Am I going to dive left or right?
Valera skips in and draws back his boot.
Redmayne dives. . .
And hits the ball. . . left . . . even as Redmayne dives. . . right! He’s got it! He’s blocked it!
Australia win, and are off to the World Cup, courtesy of a bloke most of us have never seen before, or heard of!
Redmayne’s open-mouthed look of pure delight, will also linger long.
But this was not just Redmayne’s “Gregan-moment,” as my wife calls them – the single act that would define his career and be chiselled on his sporting tombstone, to George Gregan’s famous tackle on Jeff Wilson at the SFS on August 17, 1994, to win that Bledisloe. Oh no, it was bigger than that.
It was one of Australian sport’s Capital Moments, where something is so important, so beloved, so pivotal in the course of events that it will forever after be referred to with capitalized reverence, in this case “The Save”.
It is possible that a few years from now Australian soccer will be teetering on the edge of the abyss of World Cup elimination and a Socceroo goalie will step up to save the day in such dramatic fashion, but it feels unlikely, yes?

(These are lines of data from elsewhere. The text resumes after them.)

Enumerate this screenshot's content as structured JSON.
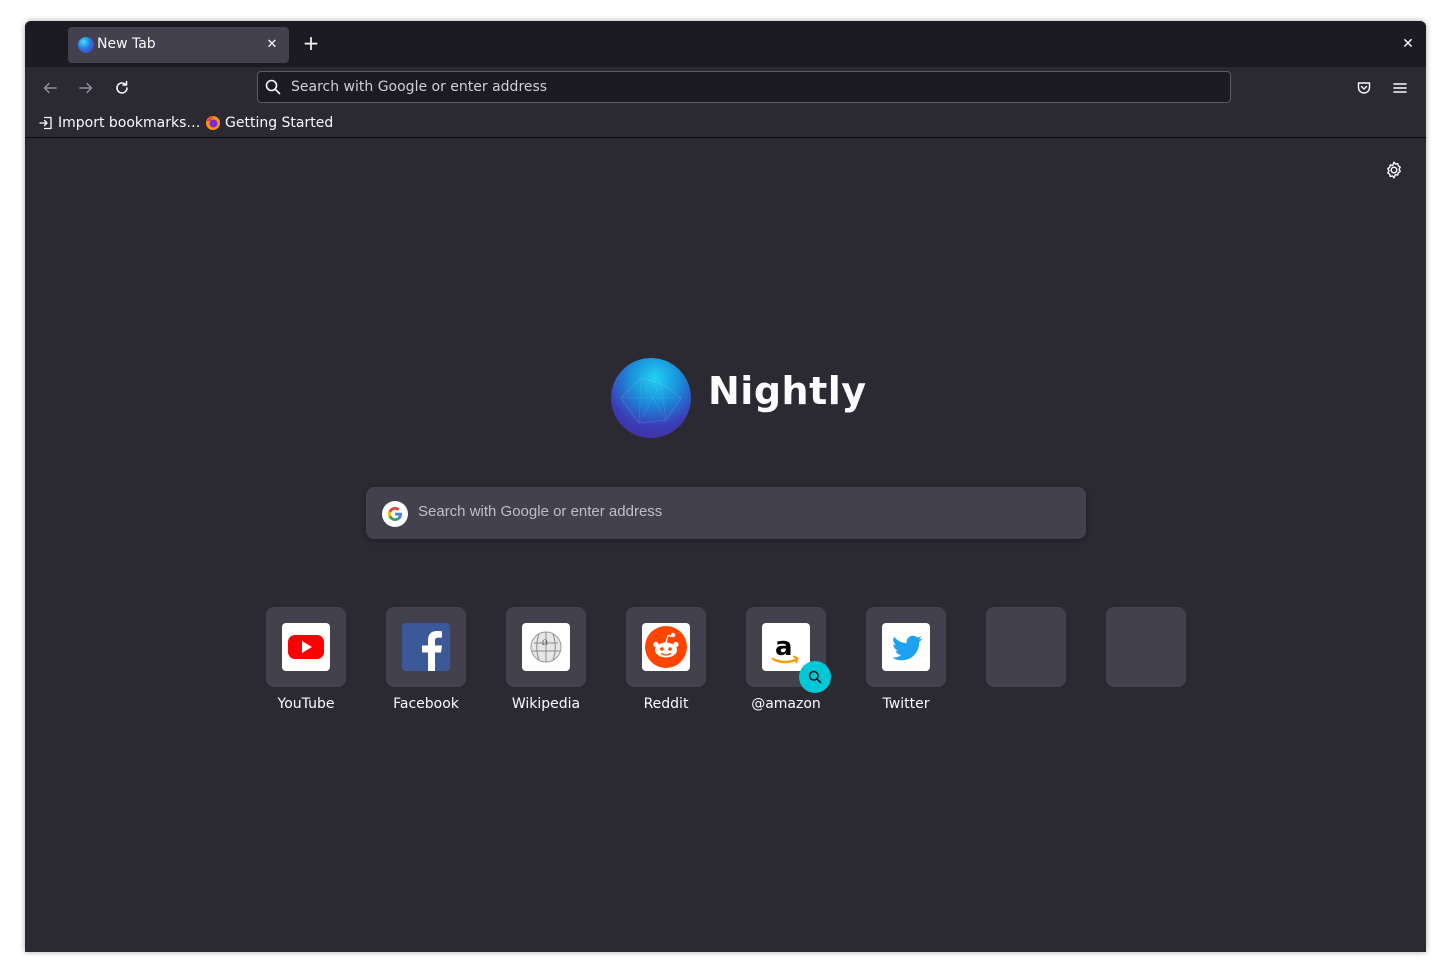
{
  "tab": {
    "title": "New Tab",
    "close_glyph": "✕"
  },
  "toolbar": {
    "new_tab_glyph": "+",
    "window_close_glyph": "✕",
    "url_placeholder": "Search with Google or enter address"
  },
  "bookmarks": [
    {
      "label": "Import bookmarks…",
      "icon": "import-icon"
    },
    {
      "label": "Getting Started",
      "icon": "firefox-icon"
    }
  ],
  "brand": {
    "name": "Nightly"
  },
  "search": {
    "placeholder": "Search with Google or enter address"
  },
  "top_sites": [
    {
      "label": "YouTube",
      "icon": "youtube-icon"
    },
    {
      "label": "Facebook",
      "icon": "facebook-icon"
    },
    {
      "label": "Wikipedia",
      "icon": "wikipedia-icon"
    },
    {
      "label": "Reddit",
      "icon": "reddit-icon"
    },
    {
      "label": "@amazon",
      "icon": "amazon-icon"
    },
    {
      "label": "Twitter",
      "icon": "twitter-icon"
    },
    {
      "label": "",
      "icon": ""
    },
    {
      "label": "",
      "icon": ""
    }
  ],
  "colors": {
    "background": "#2b2a33",
    "tabstrip": "#1c1b22",
    "tile": "#42414d",
    "accent_badge": "#00c8d7"
  }
}
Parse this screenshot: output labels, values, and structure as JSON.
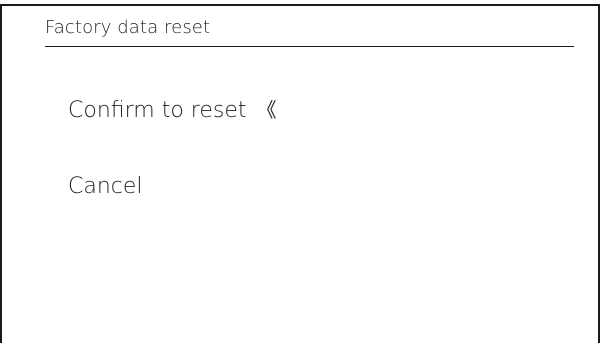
{
  "header": {
    "title": "Factory data reset"
  },
  "menu": {
    "items": [
      {
        "label": "Confirm to reset",
        "selected": true
      },
      {
        "label": "Cancel",
        "selected": false
      }
    ],
    "selection_marker": "《"
  },
  "colors": {
    "background": "#ffffff",
    "text": "#222222",
    "frame": "#1a1a1a"
  }
}
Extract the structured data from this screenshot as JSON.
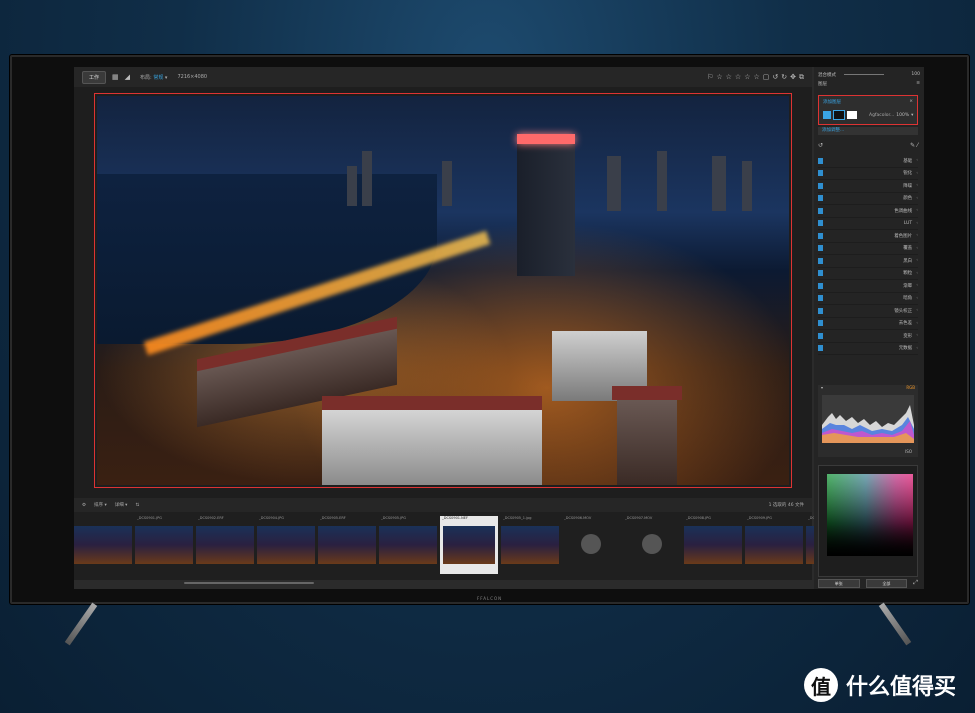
{
  "toolbar": {
    "mode_button": "工作",
    "view_label": "布局",
    "view_value": "常规",
    "dimensions": "7216×4080"
  },
  "filmbar": {
    "sort_label": "排序",
    "view_label": "详细",
    "selection_status": "1 选取的 46 文件"
  },
  "thumbnails": [
    {
      "caption": ""
    },
    {
      "caption": "_DCS0901.JPG"
    },
    {
      "caption": "_DCS0902.ERF"
    },
    {
      "caption": "_DCS0904.JPG"
    },
    {
      "caption": "_DCS0905.ERF"
    },
    {
      "caption": "_DCS0905.JPG"
    },
    {
      "caption": "_DCS0901.NEF",
      "selected": true
    },
    {
      "caption": "_DCS0905_1.jpg"
    },
    {
      "caption": "_DCS0906.MOV",
      "placeholder": true
    },
    {
      "caption": "_DCS0907.MOV",
      "placeholder": true
    },
    {
      "caption": "_DCS0908.JPG"
    },
    {
      "caption": "_DCS0909.JPG"
    },
    {
      "caption": "_DCS"
    }
  ],
  "panel": {
    "opacity_label": "混合模式",
    "opacity_value": "100",
    "blend_label": "图层",
    "layer_title": "添加图层",
    "layer_name": "Agfacolor...",
    "layer_opacity": "100%",
    "add_layer": "添加调整...",
    "adjustments": [
      "基础",
      "锐化",
      "降噪",
      "颜色",
      "色调曲线",
      "LUT",
      "着色图片",
      "覆盖",
      "黑白",
      "颗粒",
      "渐晕",
      "暗角",
      "镜头校正",
      "去色差",
      "变形",
      "元数据"
    ],
    "histogram_tag": "RGB",
    "histogram_foot": "ISO",
    "btn_left": "单张",
    "btn_right": "全部"
  },
  "brand": {
    "bezel": "FFALCON",
    "watermark_icon": "值",
    "watermark_text": "什么值得买"
  },
  "colors": {
    "accent": "#37a4e0",
    "highlight": "#dd3333"
  }
}
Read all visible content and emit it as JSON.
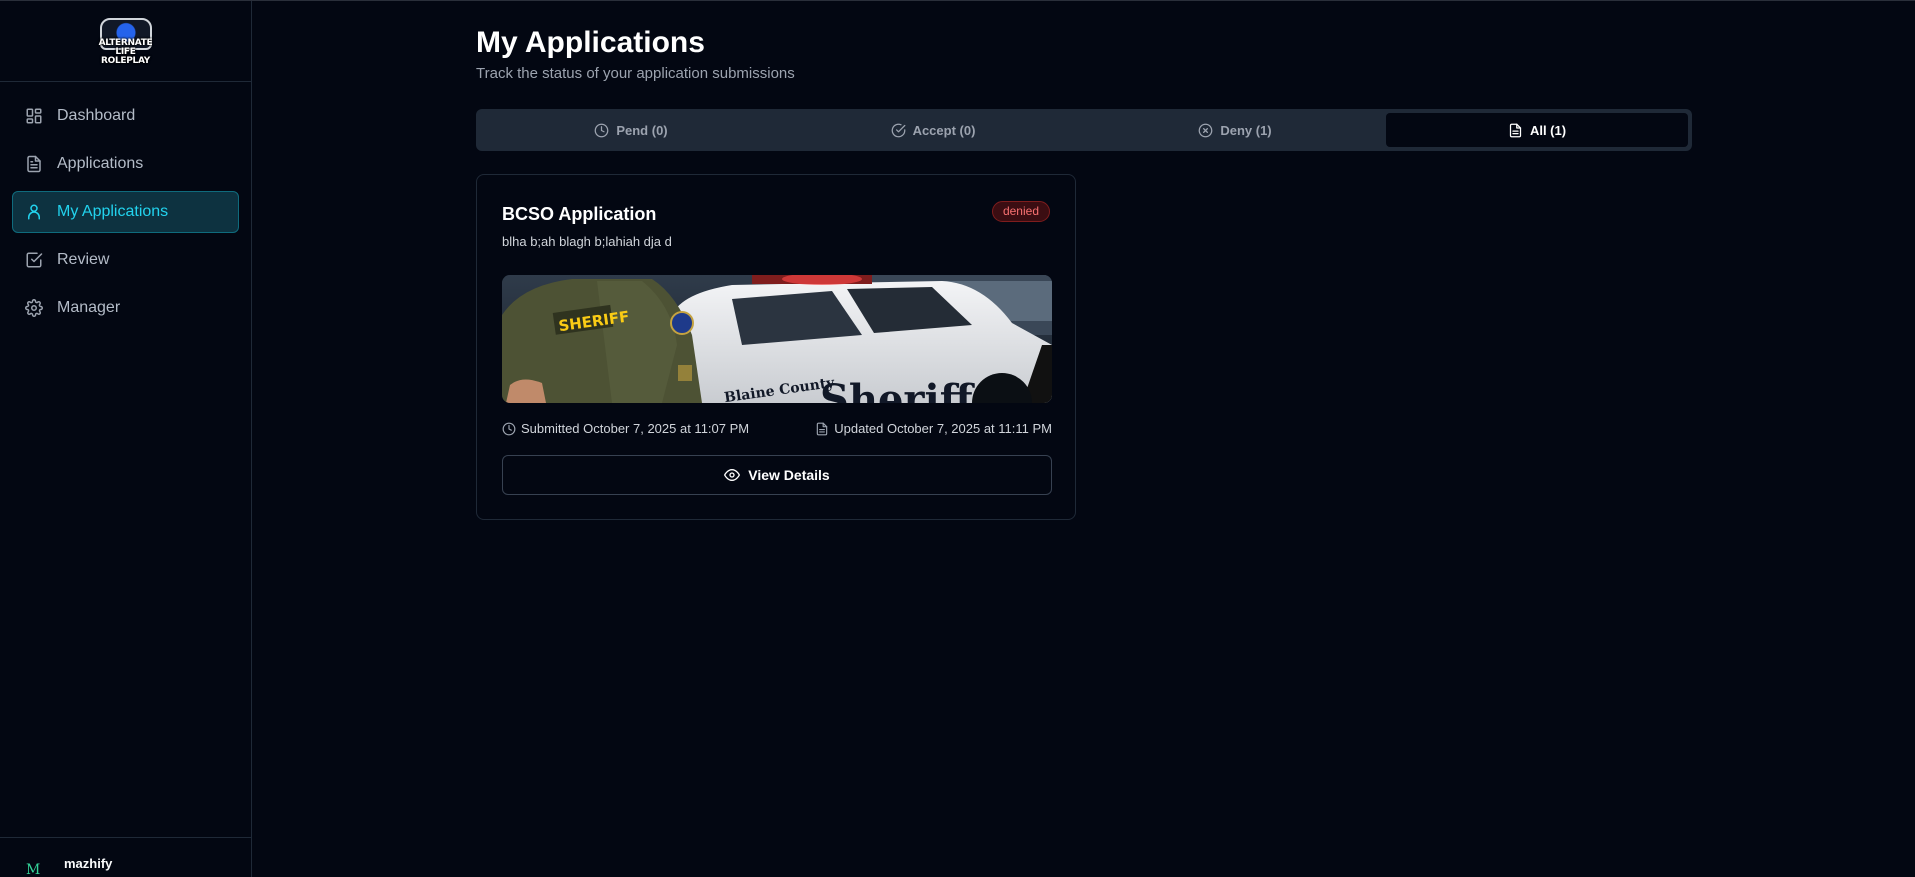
{
  "sidebar": {
    "logo": {
      "line1": "ALTERNATE LIFE",
      "line2": "ROLEPLAY"
    },
    "items": [
      {
        "label": "Dashboard",
        "icon": "grid-icon"
      },
      {
        "label": "Applications",
        "icon": "document-icon"
      },
      {
        "label": "My Applications",
        "icon": "user-icon",
        "active": true
      },
      {
        "label": "Review",
        "icon": "check-square-icon"
      },
      {
        "label": "Manager",
        "icon": "gear-icon"
      }
    ],
    "user": {
      "avatar_letter": "M",
      "name": "mazhify"
    }
  },
  "main": {
    "title": "My Applications",
    "subtitle": "Track the status of your application submissions",
    "tabs": [
      {
        "label": "Pend (0)",
        "icon": "clock-icon"
      },
      {
        "label": "Accept (0)",
        "icon": "check-circle-icon"
      },
      {
        "label": "Deny (1)",
        "icon": "x-circle-icon"
      },
      {
        "label": "All (1)",
        "icon": "document-icon",
        "active": true
      }
    ],
    "card": {
      "title": "BCSO Application",
      "status": "denied",
      "description": "blha b;ah blagh b;lahiah dja d",
      "image_labels": {
        "vest": "SHERIFF",
        "car_text": "Blaine County",
        "car_big": "Sheriff"
      },
      "submitted": "Submitted October 7, 2025 at 11:07 PM",
      "updated": "Updated October 7, 2025 at 11:11 PM",
      "view_button": "View Details"
    }
  },
  "colors": {
    "background": "#030712",
    "accent": "#22d3ee",
    "denied": "#f87171",
    "tab_bar": "#1f2937"
  }
}
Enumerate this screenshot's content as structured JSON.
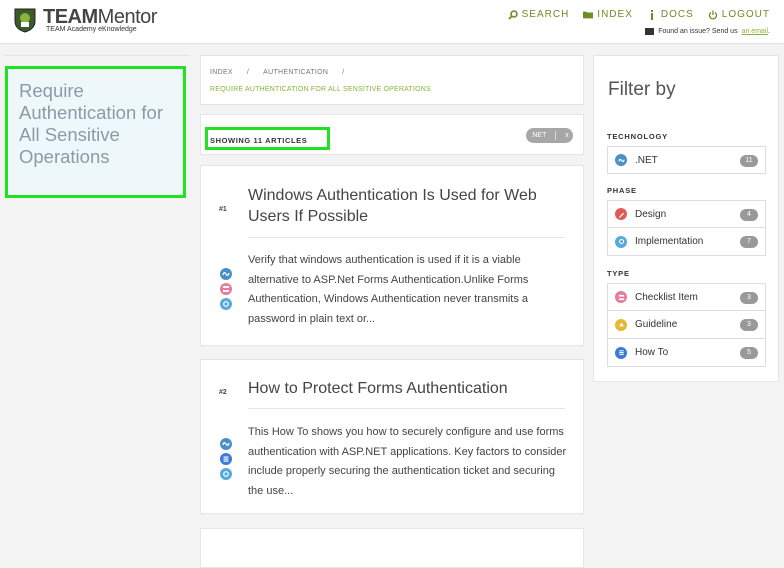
{
  "header": {
    "logo_brand": "TEAM",
    "logo_product": "Mentor",
    "logo_tagline": "TEAM Academy eKnowledge",
    "nav": [
      {
        "label": "SEARCH",
        "icon": "search-icon"
      },
      {
        "label": "INDEX",
        "icon": "folder-icon"
      },
      {
        "label": "DOCS",
        "icon": "info-icon"
      },
      {
        "label": "LOGOUT",
        "icon": "power-icon"
      }
    ],
    "issue_text": "Found an issue? Send us",
    "issue_link": "an email",
    "issue_suffix": "."
  },
  "page": {
    "title": "Require Authentication for All Sensitive Operations"
  },
  "breadcrumb": {
    "items": [
      "INDEX",
      "/",
      "AUTHENTICATION",
      "/"
    ],
    "current": "REQUIRE AUTHENTICATION FOR ALL SENSITIVE OPERATIONS"
  },
  "results": {
    "showing_label": "SHOWING 11 ARTICLES",
    "active_filter": ".NET",
    "remove_label": "x"
  },
  "articles": [
    {
      "number": "#1",
      "title": "Windows Authentication Is Used for Web Users If Possible",
      "summary": "Verify that windows authentication is used if it is a viable alternative to ASP.Net Forms Authentication.Unlike Forms Authentication, Windows Authentication never transmits a password in plain text or...",
      "icons": [
        "dotnet-icon",
        "checklist-icon",
        "implementation-icon"
      ]
    },
    {
      "number": "#2",
      "title": "How to Protect Forms Authentication",
      "summary": "This How To shows you how to securely configure and use forms authentication with ASP.NET applications. Key factors to consider include properly securing the authentication ticket and securing the use...",
      "icons": [
        "dotnet-icon",
        "howto-icon",
        "implementation-icon"
      ]
    }
  ],
  "filter": {
    "title": "Filter by",
    "sections": [
      {
        "heading": "TECHNOLOGY",
        "items": [
          {
            "label": ".NET",
            "count": "11",
            "icon": "dotnet-icon",
            "color": "#4a90c8"
          }
        ]
      },
      {
        "heading": "PHASE",
        "items": [
          {
            "label": "Design",
            "count": "4",
            "icon": "design-icon",
            "color": "#e05a5a"
          },
          {
            "label": "Implementation",
            "count": "7",
            "icon": "implementation-icon",
            "color": "#55aadd"
          }
        ]
      },
      {
        "heading": "TYPE",
        "items": [
          {
            "label": "Checklist Item",
            "count": "3",
            "icon": "checklist-icon",
            "color": "#e87a9a"
          },
          {
            "label": "Guideline",
            "count": "3",
            "icon": "guideline-icon",
            "color": "#e8b830"
          },
          {
            "label": "How To",
            "count": "5",
            "icon": "howto-icon",
            "color": "#3a7ad8"
          }
        ]
      }
    ]
  },
  "colors": {
    "accent": "#8ab43a",
    "highlight_border": "#22e022"
  }
}
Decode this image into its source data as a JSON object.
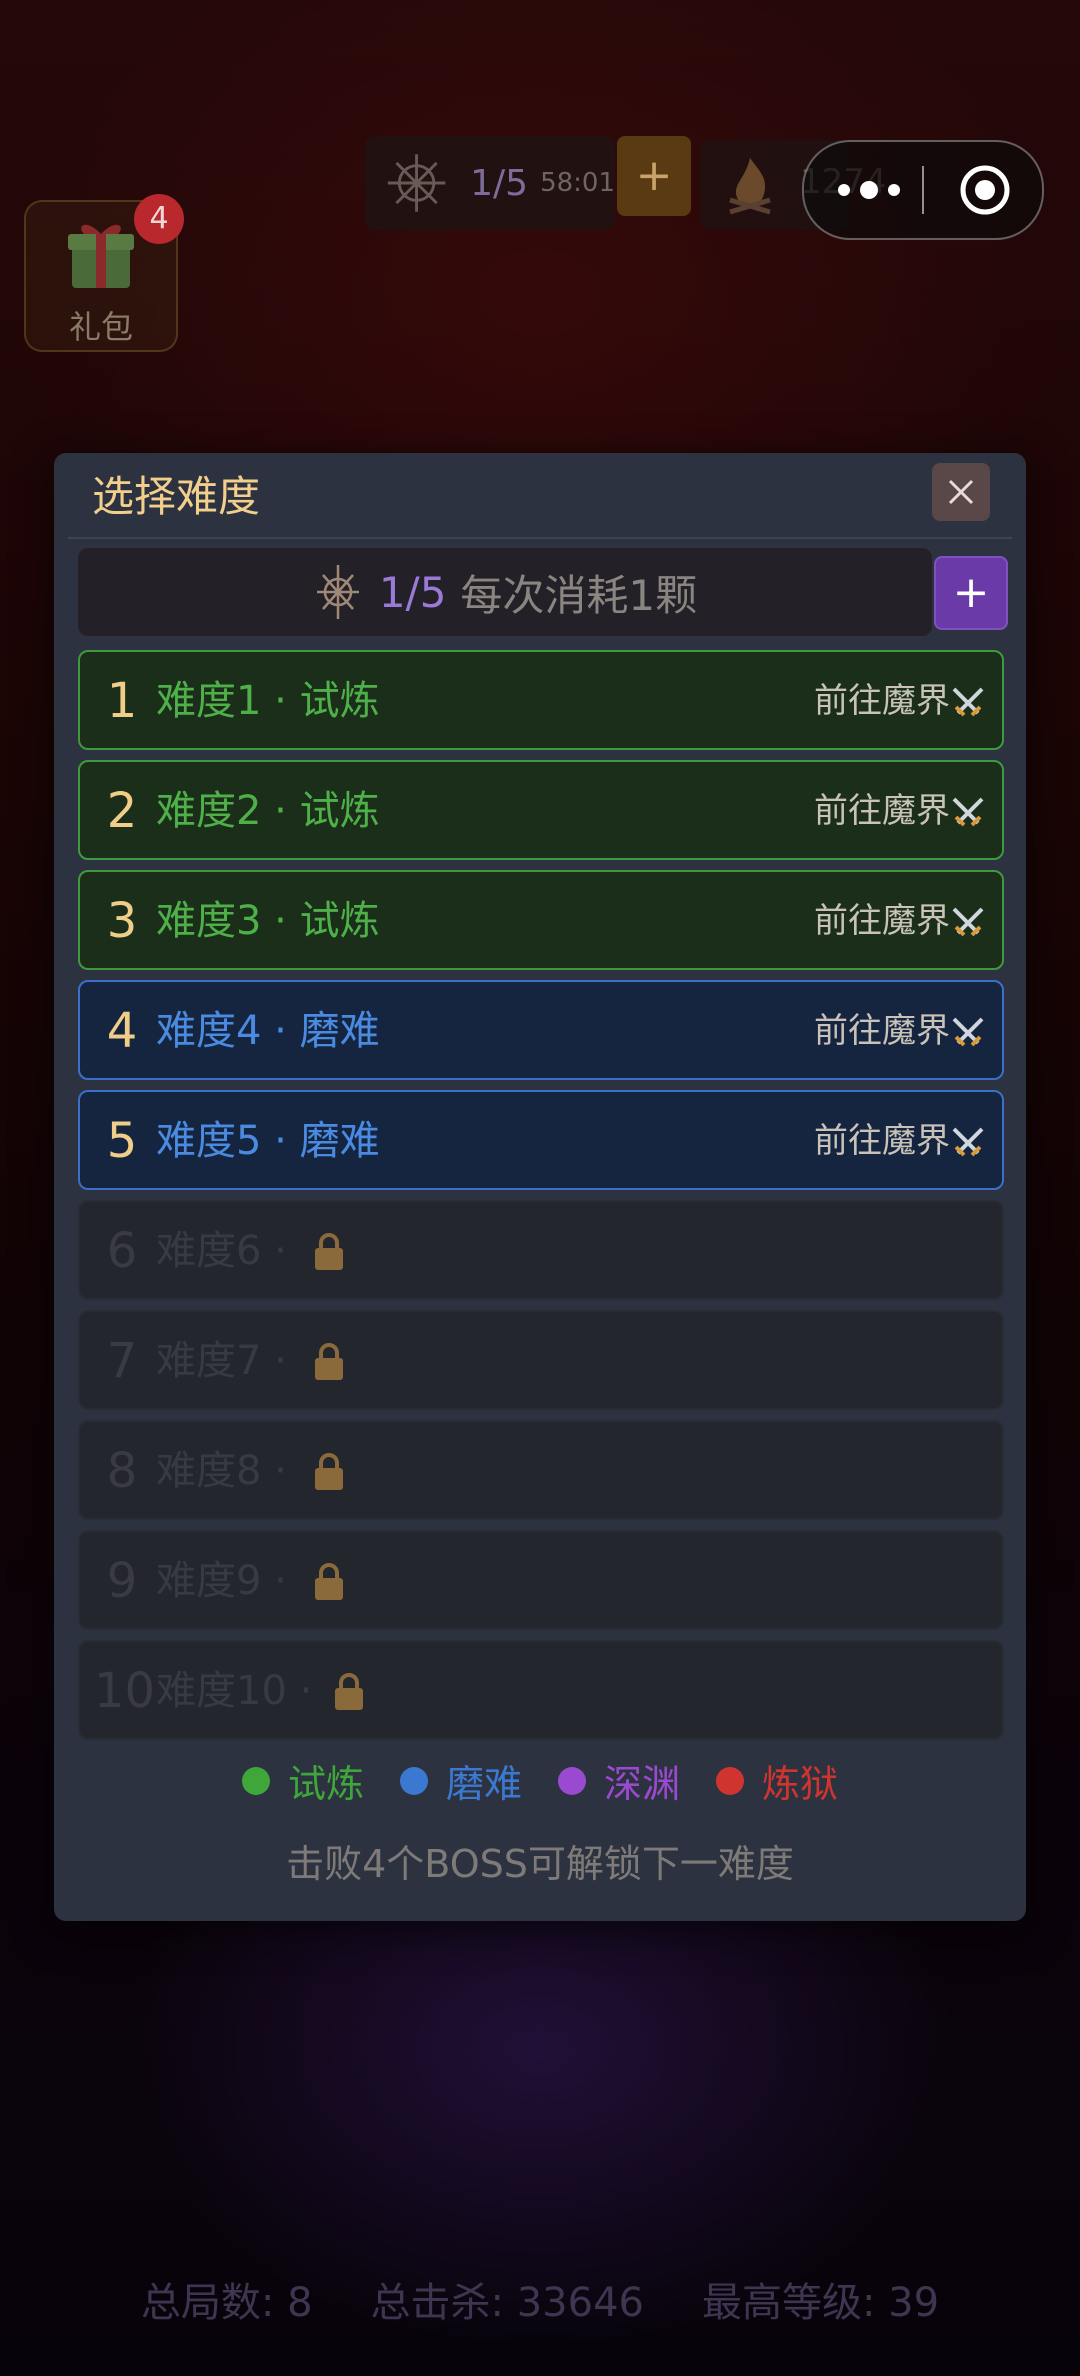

Far more likely is that The Save can now be added to our other Capital Moments:
ThePass! You remember it well, yes? It was the blind pass David Campese gave to Tim Horan in the semi-final of the 1991 World Cup, with three All Blacks about to hit him. Campo shaped to move the ball left, only to somehow flick it right, blind, over his shoulder to Horan who went over unmarked. I have watched it in slo-mo fifty times and still don’t quite get it. And as I have said many times, before Campo did that we had never conceived such a pass was possible. The rugby league equivalent was Benji Marshall’s flick pass to Wests Tigers teammate Pat Richards in the 2005 grand finale, which helped put the Cowboys to the sword. Carrying the ball in his right hand, while moving left, Marshall flicked the ball blind to Richards moving right, allowing Richards to go through for the try.
The Ball Of The Century. I know it. You know it. It was Shane Warne’s ball to Mike Gatting, the first delivery Warne bowled in the 1993 Ashes campaign, at Lord’s. As you’ll recall, the ball bit the turf miles outside leg-peg before hissing in, buzzing 10 times around Mike Gatting’s stumps, all the while whistling Waltz Matilda, before putting the brute out of his misery by dropping down to knock his bails off. As a foundation stone for the subsequent Warne legend – his Gregan-moment coming with his first ball bowled in an Ashes Test, they don’t come much better.
The Goal. Socceroo attacker John Aloisi nailing the winning goal in the penalty shoot-out against Uruguay at the Olympic stadium to qualify the Socceroos for the 2006 World Cup. Not since 1974 had Australia figured in the biggest sporting event on the planet.
TheTry. Steve Jackson’s try in the 1989 rugby league grand final between Canberra and Balmain. I have written about it too many times to go into too much detail again, but it was in the final minutes that the Canberra reserve forward – as anonymous at the time as Andrew Redmayne – got the ball on the right side of the field 25 meters out, only to break through several tackles, shimmy, shake, bump and bulldoze his way to the line for the best try in the history of the world.
The Race. Cathy Freeman’s gold-medal win in the Olympic 400-metre final at Sydney 2000. ‘Nuff said?
TheMark. I am advised that nothing will ever get close to Alex Jesaulenko’s effort, in the 1970 VFL grand finale. Just before half-time, Carlton are losing by 44 points to Collingwood when the ball is kicked to the mob. Collingwood ruckman Graeme Jenkin is right under it, only for Carlton’s Jesaulenko to come in from behind, and soar so high his knees connect with the back of Jenkin’s head, where upon he takes a screamer! Carlton go on to win the game, and The Mark will be forever more.
In this Pantheon of the Perfect, Redmayne’s effort, The Save, can now take its proud place.